                  at home or in the pew

and never bring them into the public square or the voting booth.

In fact, it’s ironic that this demand is also being made

         against the children of Protestants who questioned the loyalty of Catholics

                  like John Kennedy fifty years ago.

More irony: Kennedy, in that same speech warned this would happen:

         “Today I may be the victim, but tomorrow it may be you —

                  until the whole fabric of our harmonious society

                           is ripped at a time of great national peril.”


And so here we are today.

By coercion, from both elected and by unelected government officials

—officials “We the People” did not choose to represent us—

         secularist ideologues increasingly try to force us to accept their values

                  or face ruinous fines or even imprisonment.

Thanks be to God, there are many promising signs

that the Founders’ great and inspired gift to us, of the US Constitution,

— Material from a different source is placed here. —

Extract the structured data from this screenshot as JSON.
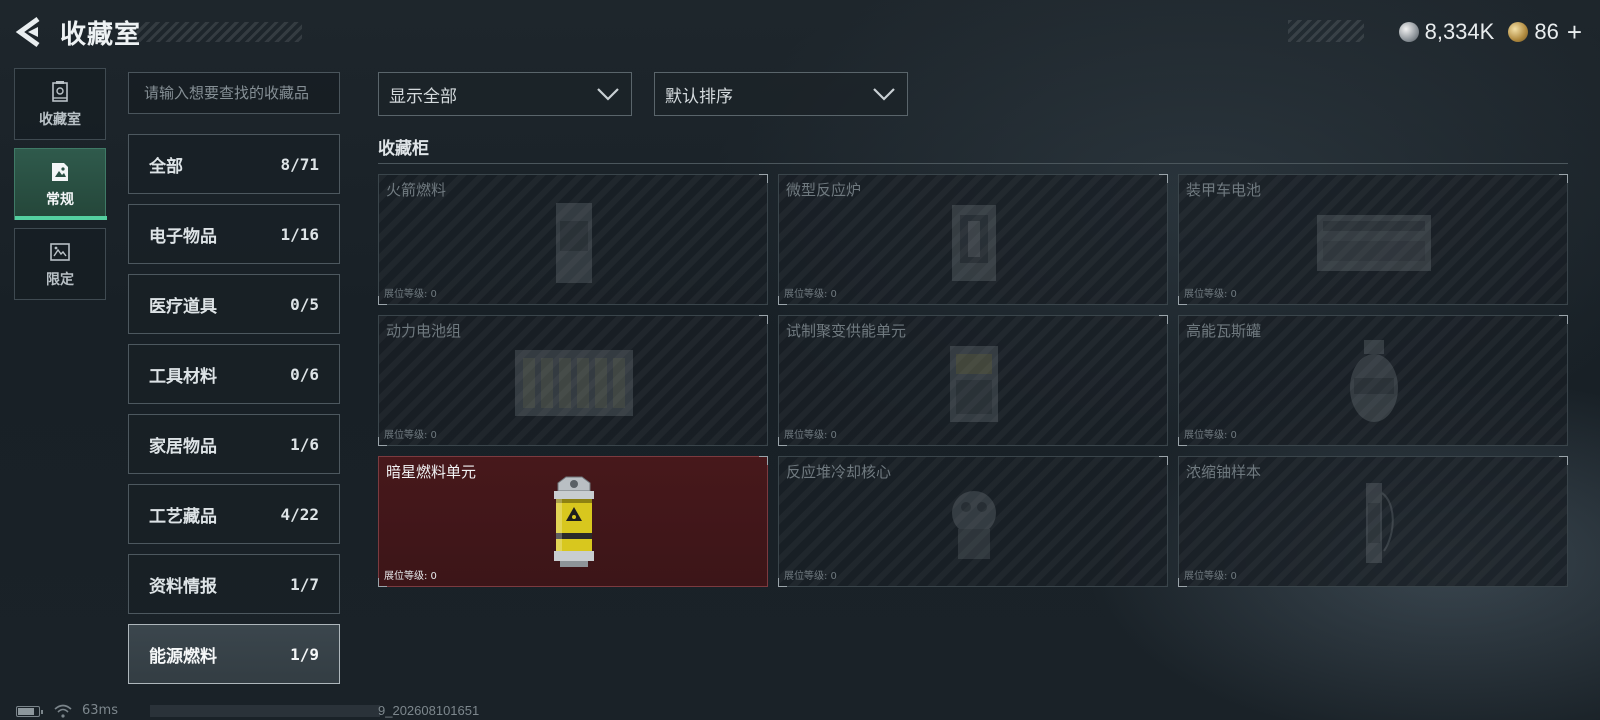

may, by God’s grace, once again be allowed to protect our rights

as the very words of that Constitutions guarantee.

Consider the Supreme Court’s huge decisions in the last week

that boldly go against the tide of the woke and leftist culture

to defend our constitutionally guaranteed religious liberty:

protecting a Christian business from state coercion

to cooperate with a “gay wedding”,

and defending a Christian postal worker

from being forced to work on the Sabbath.


Since our founding,

         some have questioned the loyalty of Catholics to our great nation.

But there is no conflict between being a loyal Catholic and a loyal American.

As we now prepare to receive our Lord Jesus in the Eucharist,

         the Sacrament of Unity and Communion with Christ, and so with each other,

         let us pray that we may always hold, profess, and live by

                  the teachings of Jesus Christ

                  passed down to us by His Catholic Church.

And as we approach the 247th anniversary of the founding of our great nation,

         let us pray that America may remain true to the values of our founders,

                  including the God-given right to religious liberty.

And as we leave here today,

let us resolve to always love Christ more than anything else,   

and then strive as good and faithful Catholics

                  to be good and loyal Americans

         by working with all Americans of goodwill

         to protect our nation from those who would

                  deny the rights of “We the People” to govern ourselves

                  according to the values that we hold most sacred.

“Whoever loves father or mother more than me is not worthy of me…

and whoever does not take up his cross

and follow after me is not worthy of me.”

Praised be Jesus Christ….

God bless America. Amen.